Sandra L. Gibbons and Vicki Ebbeck
Vicki Ebbeck and Sandra L. Gibbons
This study investigated the effectiveness of a Team Building Through Physical Challenges (TBPC; Glover and Midura, 1992) program on the self-conceptions of physical education students in Grades 6 and 7. The treatment group was exposed to one TBPC activity every second week for 8 months, while the second group completed the regular physical education curriculum without any TBPC activities. Data were analyzed using 2 (treatment/control) x 2 (preintervention/postintervention) x 2 (male/female) repeated measures analysis. Results at postintervention revealed that both male and female students in the treatment group were significantly higher on perceptions of global self-worth, athletic competence, physical appearance, and social acceptance than the control group. Female students in the treatment group were also significantly higher on perceptions of scholastic competence and behavioral conduct than female students in the control group. Effect sizes indicated that meaningful as well as significant differences in self-conceptions were created by the TBPC program.
Sandra L. Gibbons and Frank B. Byshakra
Little research has been conducted on the psychosocial outcomes that may occur in adapted populations who participate in Special Olympics.

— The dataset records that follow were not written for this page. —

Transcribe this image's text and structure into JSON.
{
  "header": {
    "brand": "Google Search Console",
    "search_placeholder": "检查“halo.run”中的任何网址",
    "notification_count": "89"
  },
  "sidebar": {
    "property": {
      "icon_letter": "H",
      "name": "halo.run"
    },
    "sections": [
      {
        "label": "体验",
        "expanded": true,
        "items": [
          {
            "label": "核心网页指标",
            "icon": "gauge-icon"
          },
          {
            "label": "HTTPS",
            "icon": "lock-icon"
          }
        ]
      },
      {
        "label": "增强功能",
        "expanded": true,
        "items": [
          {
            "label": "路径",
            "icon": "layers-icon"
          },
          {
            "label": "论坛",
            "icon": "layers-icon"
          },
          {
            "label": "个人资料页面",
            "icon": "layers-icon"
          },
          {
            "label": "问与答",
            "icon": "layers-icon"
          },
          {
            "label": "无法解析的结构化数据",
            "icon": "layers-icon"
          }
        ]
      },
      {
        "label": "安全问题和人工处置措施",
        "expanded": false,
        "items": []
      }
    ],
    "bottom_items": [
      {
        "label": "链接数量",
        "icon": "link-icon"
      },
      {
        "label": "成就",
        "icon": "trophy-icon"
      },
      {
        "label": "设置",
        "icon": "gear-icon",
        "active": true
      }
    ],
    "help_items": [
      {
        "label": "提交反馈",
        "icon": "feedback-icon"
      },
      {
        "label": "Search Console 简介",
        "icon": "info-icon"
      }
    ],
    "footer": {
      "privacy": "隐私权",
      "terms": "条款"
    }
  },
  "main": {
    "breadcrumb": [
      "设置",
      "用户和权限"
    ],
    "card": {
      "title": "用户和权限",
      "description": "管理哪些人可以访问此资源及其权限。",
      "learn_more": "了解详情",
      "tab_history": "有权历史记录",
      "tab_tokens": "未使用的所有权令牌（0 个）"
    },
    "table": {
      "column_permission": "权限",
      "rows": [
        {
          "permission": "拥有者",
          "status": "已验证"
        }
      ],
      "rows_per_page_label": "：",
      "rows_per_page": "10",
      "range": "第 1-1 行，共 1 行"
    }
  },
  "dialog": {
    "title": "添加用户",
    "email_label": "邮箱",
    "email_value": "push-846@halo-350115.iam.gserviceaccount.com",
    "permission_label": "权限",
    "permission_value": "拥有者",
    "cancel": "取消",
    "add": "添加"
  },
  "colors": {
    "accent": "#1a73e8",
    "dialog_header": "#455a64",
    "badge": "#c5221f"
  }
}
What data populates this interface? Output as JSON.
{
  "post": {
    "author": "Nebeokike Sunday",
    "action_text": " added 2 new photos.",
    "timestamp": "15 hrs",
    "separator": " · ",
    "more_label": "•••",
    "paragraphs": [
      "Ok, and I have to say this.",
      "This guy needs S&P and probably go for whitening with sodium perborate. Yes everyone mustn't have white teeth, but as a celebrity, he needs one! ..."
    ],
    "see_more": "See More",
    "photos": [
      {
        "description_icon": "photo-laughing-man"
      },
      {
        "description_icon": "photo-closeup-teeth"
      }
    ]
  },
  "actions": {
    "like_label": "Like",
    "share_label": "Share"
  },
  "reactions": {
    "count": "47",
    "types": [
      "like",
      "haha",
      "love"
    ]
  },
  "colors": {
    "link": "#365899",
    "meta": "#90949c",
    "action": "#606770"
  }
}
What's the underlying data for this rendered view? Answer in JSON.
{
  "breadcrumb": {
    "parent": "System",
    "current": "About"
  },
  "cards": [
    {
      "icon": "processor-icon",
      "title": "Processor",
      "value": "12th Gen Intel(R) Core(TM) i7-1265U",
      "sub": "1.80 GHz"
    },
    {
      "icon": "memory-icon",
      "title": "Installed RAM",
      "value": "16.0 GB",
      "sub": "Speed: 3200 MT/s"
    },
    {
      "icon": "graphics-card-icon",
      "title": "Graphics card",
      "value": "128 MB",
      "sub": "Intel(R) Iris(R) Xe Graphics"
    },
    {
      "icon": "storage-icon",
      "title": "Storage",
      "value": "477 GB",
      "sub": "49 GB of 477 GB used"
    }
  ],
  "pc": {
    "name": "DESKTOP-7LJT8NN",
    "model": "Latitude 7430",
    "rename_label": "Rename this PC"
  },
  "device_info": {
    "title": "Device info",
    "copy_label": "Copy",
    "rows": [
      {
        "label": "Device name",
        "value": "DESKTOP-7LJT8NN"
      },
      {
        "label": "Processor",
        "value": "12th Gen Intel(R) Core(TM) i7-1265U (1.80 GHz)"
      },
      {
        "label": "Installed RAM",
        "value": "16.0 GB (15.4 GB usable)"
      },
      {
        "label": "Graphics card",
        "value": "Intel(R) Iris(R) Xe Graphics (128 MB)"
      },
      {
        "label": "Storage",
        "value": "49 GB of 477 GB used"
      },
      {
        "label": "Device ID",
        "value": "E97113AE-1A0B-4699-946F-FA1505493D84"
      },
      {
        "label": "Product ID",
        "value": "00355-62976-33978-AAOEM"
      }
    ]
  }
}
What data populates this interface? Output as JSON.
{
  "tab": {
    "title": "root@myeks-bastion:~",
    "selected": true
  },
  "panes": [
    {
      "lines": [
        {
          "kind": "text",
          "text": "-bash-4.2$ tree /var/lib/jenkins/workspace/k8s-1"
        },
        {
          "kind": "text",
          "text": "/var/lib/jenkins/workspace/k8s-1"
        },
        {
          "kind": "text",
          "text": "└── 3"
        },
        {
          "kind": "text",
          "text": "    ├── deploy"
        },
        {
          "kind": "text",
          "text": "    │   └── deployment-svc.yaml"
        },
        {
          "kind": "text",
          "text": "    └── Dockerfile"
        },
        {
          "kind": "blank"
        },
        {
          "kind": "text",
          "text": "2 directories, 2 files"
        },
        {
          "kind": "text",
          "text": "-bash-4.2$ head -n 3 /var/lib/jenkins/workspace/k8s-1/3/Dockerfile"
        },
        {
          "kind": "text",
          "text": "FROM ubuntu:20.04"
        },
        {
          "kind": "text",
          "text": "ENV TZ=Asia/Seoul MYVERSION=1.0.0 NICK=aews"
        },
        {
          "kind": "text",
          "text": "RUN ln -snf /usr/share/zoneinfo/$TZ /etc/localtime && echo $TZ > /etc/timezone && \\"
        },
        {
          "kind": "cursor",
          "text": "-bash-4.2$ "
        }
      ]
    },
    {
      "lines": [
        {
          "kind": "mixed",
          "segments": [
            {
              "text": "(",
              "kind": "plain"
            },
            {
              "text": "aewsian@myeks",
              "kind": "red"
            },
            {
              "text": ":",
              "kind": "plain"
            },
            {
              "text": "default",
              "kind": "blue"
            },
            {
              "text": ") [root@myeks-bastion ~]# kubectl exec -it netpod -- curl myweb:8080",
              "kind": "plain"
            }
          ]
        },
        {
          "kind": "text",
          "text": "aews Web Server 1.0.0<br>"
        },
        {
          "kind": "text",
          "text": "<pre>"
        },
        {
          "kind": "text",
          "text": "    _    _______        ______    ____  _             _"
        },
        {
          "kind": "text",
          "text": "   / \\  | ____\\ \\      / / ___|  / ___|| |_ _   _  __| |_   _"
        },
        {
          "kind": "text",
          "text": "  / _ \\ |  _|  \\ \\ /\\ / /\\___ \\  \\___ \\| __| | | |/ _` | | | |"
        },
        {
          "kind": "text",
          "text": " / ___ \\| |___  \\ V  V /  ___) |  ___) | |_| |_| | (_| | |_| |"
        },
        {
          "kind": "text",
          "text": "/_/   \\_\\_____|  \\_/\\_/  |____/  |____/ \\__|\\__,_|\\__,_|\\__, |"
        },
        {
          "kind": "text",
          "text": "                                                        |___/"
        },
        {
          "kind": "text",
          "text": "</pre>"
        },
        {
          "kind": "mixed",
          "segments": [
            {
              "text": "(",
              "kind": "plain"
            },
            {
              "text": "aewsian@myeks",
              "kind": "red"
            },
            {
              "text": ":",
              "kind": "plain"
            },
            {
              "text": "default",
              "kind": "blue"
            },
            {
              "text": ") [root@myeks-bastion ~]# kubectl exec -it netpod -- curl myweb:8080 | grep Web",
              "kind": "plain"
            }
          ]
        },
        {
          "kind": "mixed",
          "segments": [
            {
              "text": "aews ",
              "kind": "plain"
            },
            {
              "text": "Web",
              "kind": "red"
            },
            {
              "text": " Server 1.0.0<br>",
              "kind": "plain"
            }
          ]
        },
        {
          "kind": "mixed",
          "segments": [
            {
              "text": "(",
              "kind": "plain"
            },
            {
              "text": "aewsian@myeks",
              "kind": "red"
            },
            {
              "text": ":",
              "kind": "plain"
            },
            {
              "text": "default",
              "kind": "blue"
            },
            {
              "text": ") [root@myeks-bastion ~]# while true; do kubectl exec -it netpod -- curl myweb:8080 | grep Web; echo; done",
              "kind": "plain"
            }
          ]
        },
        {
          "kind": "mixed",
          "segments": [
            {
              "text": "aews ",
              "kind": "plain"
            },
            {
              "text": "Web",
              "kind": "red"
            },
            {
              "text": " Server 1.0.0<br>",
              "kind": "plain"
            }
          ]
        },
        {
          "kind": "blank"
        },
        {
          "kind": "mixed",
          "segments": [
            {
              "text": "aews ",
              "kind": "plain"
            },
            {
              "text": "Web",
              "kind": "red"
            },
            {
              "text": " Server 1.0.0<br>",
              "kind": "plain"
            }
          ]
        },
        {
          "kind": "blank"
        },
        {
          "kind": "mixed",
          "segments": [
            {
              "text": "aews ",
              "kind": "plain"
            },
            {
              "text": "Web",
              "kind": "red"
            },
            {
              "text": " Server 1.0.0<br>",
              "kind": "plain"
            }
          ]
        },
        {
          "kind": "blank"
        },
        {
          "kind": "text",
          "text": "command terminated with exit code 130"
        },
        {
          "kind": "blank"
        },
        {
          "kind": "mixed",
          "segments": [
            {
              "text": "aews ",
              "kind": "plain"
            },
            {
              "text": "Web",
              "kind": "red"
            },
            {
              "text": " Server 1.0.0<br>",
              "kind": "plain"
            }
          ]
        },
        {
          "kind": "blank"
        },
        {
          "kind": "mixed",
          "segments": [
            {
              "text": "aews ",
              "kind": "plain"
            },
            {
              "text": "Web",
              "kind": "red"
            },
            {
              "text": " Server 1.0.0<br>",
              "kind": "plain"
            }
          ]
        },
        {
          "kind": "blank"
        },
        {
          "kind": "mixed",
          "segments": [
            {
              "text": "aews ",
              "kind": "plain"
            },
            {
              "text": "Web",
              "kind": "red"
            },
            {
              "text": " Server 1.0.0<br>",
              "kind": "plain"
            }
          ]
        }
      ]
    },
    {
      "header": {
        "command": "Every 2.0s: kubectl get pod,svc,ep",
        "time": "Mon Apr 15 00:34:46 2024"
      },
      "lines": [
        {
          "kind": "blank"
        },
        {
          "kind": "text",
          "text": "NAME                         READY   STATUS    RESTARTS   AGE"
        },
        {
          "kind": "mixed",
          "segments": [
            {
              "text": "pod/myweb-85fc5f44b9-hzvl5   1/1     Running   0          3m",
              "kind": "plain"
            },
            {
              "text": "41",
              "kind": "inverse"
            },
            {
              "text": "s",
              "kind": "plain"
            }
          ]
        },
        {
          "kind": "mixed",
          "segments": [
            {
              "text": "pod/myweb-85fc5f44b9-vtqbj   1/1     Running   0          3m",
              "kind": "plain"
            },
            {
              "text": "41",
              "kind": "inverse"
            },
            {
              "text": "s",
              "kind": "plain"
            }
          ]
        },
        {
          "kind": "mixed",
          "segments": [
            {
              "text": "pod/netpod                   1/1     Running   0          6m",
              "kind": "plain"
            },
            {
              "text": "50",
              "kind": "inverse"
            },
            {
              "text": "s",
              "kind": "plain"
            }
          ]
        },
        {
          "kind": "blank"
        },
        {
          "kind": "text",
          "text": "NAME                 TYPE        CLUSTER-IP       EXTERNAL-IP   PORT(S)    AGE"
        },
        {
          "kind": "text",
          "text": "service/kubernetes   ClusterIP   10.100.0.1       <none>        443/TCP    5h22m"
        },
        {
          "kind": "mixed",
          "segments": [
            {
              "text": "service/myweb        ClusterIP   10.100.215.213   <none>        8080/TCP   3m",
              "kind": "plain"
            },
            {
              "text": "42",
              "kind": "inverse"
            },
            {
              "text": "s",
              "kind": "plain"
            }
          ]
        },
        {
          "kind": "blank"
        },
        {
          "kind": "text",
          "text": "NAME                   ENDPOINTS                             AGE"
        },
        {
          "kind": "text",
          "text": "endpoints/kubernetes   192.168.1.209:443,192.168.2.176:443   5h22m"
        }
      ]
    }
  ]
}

This study examined changes in perceived competence of participants and nonparticipants of a 1 1/2-day Special Olympics track and field meet. Pre- and posttest measures of the physical, cognitive, peer acceptance, and maternal acceptance subscales of the Pictorial Scale of Perceived Competence and Social Acceptance for Young Children were obtained from participants (N=24) and non-participant controls (N=24). A test of homogeneity of variance on pretest scores revealed that both groups were equivalent on the perceived competence and social acceptance measures. A MAHOVA was conducted to compare gain scores on all four measures between the two groups. Results indicated that both groups differed significantly on the perceived physical competence and peer acceptance measures. The stability of gains in perceived competence over time, and further examination of perceived competence and its correlates with adapted populations, were suggested as future directions for research.
Sandra L. Gibbons, Viviene A. Temple, and Louise Humbert
It is well documented that many young women become discontented with physical education in their high school years. The purpose of this investigation was to gain insight into the characteristics of nine senior elective physical education courses that were specifically designed to accommodate the needs and interests of female students. Data collection methods included focus group interviews with students; individual interviews with teachers; and analysis of course documents. The following themes are presented: (a) choice in what to learn and how to learn it; (b) all-female learning environment; (c) lifetime physical activities; (d) personalized assessment; and (e) responsive and flexible planning. Findings offer considerations for the development of physical education curricula that will gain and hold the interest of female high school students.
Sandra L. Gibbons, Vicki Ebbeck, Rebecca Y. Concepcion, and Kin-Kit Li
This study investigated the effectiveness of an 8-month Team Building through Physical Challenges (TBPC; Glover & Midura, 1992) program on the self-perceptions and perceived social regard of middle school physical education students (N = 1802). Data were analyzed using multilevel analyses where midpoint and final evaluations were conducted separately. Results revealed that at the midpoint evaluation, students in the experimental and control conditions were not different on any of the subscales assessed. At the end of the program, students in the experimental condition, compared with those in the control condition, showed significantly higher scores on 6 of the 10 subscales assessed and the effect sizes were medium to very large. The findings support the effectiveness of the TBPC program in creating positive psychological outcomes for students in a field-based setting.